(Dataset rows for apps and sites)

######

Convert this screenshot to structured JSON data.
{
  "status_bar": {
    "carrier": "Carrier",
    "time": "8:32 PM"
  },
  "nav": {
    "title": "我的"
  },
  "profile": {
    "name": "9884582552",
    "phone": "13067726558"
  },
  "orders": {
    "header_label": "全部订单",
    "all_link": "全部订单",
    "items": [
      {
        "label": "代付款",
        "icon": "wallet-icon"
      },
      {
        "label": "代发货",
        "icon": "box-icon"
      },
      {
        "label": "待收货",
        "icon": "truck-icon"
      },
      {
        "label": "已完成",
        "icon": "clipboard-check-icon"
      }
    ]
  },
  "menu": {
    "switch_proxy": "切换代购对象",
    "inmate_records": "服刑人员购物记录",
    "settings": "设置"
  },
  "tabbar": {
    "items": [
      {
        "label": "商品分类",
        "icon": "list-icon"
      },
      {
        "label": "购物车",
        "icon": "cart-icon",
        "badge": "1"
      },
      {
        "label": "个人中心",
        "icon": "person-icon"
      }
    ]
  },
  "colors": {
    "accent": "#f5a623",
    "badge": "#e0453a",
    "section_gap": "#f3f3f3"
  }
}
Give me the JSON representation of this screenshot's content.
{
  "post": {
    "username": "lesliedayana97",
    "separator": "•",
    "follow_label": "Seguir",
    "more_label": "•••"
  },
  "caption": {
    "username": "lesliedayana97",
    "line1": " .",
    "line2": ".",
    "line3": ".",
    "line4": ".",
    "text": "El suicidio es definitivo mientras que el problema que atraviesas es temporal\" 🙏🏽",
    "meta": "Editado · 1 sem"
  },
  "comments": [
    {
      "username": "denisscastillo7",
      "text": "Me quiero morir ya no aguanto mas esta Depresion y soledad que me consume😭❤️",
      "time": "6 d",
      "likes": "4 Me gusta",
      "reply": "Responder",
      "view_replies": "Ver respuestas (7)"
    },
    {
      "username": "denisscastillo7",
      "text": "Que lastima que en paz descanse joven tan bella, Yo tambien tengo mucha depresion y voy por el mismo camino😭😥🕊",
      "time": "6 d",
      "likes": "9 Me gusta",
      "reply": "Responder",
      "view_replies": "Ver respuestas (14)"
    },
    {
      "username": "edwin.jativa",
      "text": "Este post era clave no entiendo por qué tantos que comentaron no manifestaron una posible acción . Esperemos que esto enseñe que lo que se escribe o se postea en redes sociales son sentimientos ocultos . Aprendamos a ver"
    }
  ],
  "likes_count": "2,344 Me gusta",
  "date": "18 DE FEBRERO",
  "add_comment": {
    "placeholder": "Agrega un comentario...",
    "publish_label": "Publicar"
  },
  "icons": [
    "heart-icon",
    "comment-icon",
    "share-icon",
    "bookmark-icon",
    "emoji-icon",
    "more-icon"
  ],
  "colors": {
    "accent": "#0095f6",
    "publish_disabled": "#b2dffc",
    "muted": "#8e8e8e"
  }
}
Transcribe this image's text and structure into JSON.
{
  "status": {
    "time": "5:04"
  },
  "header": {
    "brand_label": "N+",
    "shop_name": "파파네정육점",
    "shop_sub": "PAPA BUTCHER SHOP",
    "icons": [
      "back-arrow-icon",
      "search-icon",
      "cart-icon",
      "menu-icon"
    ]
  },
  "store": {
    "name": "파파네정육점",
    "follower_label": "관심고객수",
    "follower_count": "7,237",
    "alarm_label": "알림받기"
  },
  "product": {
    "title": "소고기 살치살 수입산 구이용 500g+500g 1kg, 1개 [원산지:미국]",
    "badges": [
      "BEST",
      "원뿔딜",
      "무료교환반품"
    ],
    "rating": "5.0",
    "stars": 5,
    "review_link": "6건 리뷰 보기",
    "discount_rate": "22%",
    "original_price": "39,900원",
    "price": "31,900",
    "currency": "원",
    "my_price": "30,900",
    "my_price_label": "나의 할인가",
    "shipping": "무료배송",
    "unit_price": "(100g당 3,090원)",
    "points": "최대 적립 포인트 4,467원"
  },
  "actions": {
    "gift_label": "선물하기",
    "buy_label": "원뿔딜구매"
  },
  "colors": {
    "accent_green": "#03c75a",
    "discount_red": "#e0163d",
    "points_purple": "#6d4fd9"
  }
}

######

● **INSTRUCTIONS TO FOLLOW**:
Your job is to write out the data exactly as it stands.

● **EXERCISE OUTPUT**:
Convert this screenshot to structured JSON data.
{
  "status_bar": {
    "carrier": "Carrier",
    "time": "8:32 PM"
  },
  "nav": {
    "title": "我的"
  },
  "profile": {
    "name": "9884582552",
    "phone": "13067726558"
  },
  "orders": {
    "header_label": "全部订单",
    "all_link": "全部订单",
    "items": [
      {
        "label": "代付款",
        "icon": "wallet-icon"
      },
      {
        "label": "代发货",
        "icon": "box-icon"
      },
      {
        "label": "待收货",
        "icon": "truck-icon"
      },
      {
        "label": "已完成",
        "icon": "clipboard-check-icon"
      }
    ]
  },
  "menu": {
    "switch_proxy": "切换代购对象",
    "inmate_records": "服刑人员购物记录",
    "settings": "设置"
  },
  "tabbar": {
    "items": [
      {
        "label": "商品分类",
        "icon": "list-icon"
      },
      {
        "label": "购物车",
        "icon": "cart-icon",
        "badge": "1"
      },
      {
        "label": "个人中心",
        "icon": "person-icon"
      }
    ]
  },
  "colors": {
    "accent": "#f5a623",
    "badge": "#e0453a",
    "section_gap": "#f3f3f3"
  }
}
Give me the JSON representation of this screenshot's content.
{
  "post": {
    "username": "lesliedayana97",
    "separator": "•",
    "follow_label": "Seguir",
    "more_label": "•••"
  },
  "caption": {
    "username": "lesliedayana97",
    "line1": " .",
    "line2": ".",
    "line3": ".",
    "line4": ".",
    "text": "El suicidio es definitivo mientras que el problema que atraviesas es temporal\" 🙏🏽",
    "meta": "Editado · 1 sem"
  },
  "comments": [
    {
      "username": "denisscastillo7",
      "text": "Me quiero morir ya no aguanto mas esta Depresion y soledad que me consume😭❤️",
      "time": "6 d",
      "likes": "4 Me gusta",
      "reply": "Responder",
      "view_replies": "Ver respuestas (7)"
    },
    {
      "username": "denisscastillo7",
      "text": "Que lastima que en paz descanse joven tan bella, Yo tambien tengo mucha depresion y voy por el mismo camino😭😥🕊",
      "time": "6 d",
      "likes": "9 Me gusta",
      "reply": "Responder",
      "view_replies": "Ver respuestas (14)"
    },
    {
      "username": "edwin.jativa",
      "text": "Este post era clave no entiendo por qué tantos que comentaron no manifestaron una posible acción . Esperemos que esto enseñe que lo que se escribe o se postea en redes sociales son sentimientos ocultos . Aprendamos a ver"
    }
  ],
  "likes_count": "2,344 Me gusta",
  "date": "18 DE FEBRERO",
  "add_comment": {
    "placeholder": "Agrega un comentario...",
    "publish_label": "Publicar"
  },
  "icons": [
    "heart-icon",
    "comment-icon",
    "share-icon",
    "bookmark-icon",
    "emoji-icon",
    "more-icon"
  ],
  "colors": {
    "accent": "#0095f6",
    "publish_disabled": "#b2dffc",
    "muted": "#8e8e8e"
  }
}
Transcribe this image's text and structure into JSON.
{
  "status": {
    "time": "5:04"
  },
  "header": {
    "brand_label": "N+",
    "shop_name": "파파네정육점",
    "shop_sub": "PAPA BUTCHER SHOP",
    "icons": [
      "back-arrow-icon",
      "search-icon",
      "cart-icon",
      "menu-icon"
    ]
  },
  "store": {
    "name": "파파네정육점",
    "follower_label": "관심고객수",
    "follower_count": "7,237",
    "alarm_label": "알림받기"
  },
  "product": {
    "title": "소고기 살치살 수입산 구이용 500g+500g 1kg, 1개 [원산지:미국]",
    "badges": [
      "BEST",
      "원뿔딜",
      "무료교환반품"
    ],
    "rating": "5.0",
    "stars": 5,
    "review_link": "6건 리뷰 보기",
    "discount_rate": "22%",
    "original_price": "39,900원",
    "price": "31,900",
    "currency": "원",
    "my_price": "30,900",
    "my_price_label": "나의 할인가",
    "shipping": "무료배송",
    "unit_price": "(100g당 3,090원)",
    "points": "최대 적립 포인트 4,467원"
  },
  "actions": {
    "gift_label": "선물하기",
    "buy_label": "원뿔딜구매"
  },
  "colors": {
    "accent_green": "#03c75a",
    "discount_red": "#e0163d",
    "points_purple": "#6d4fd9"
  }
}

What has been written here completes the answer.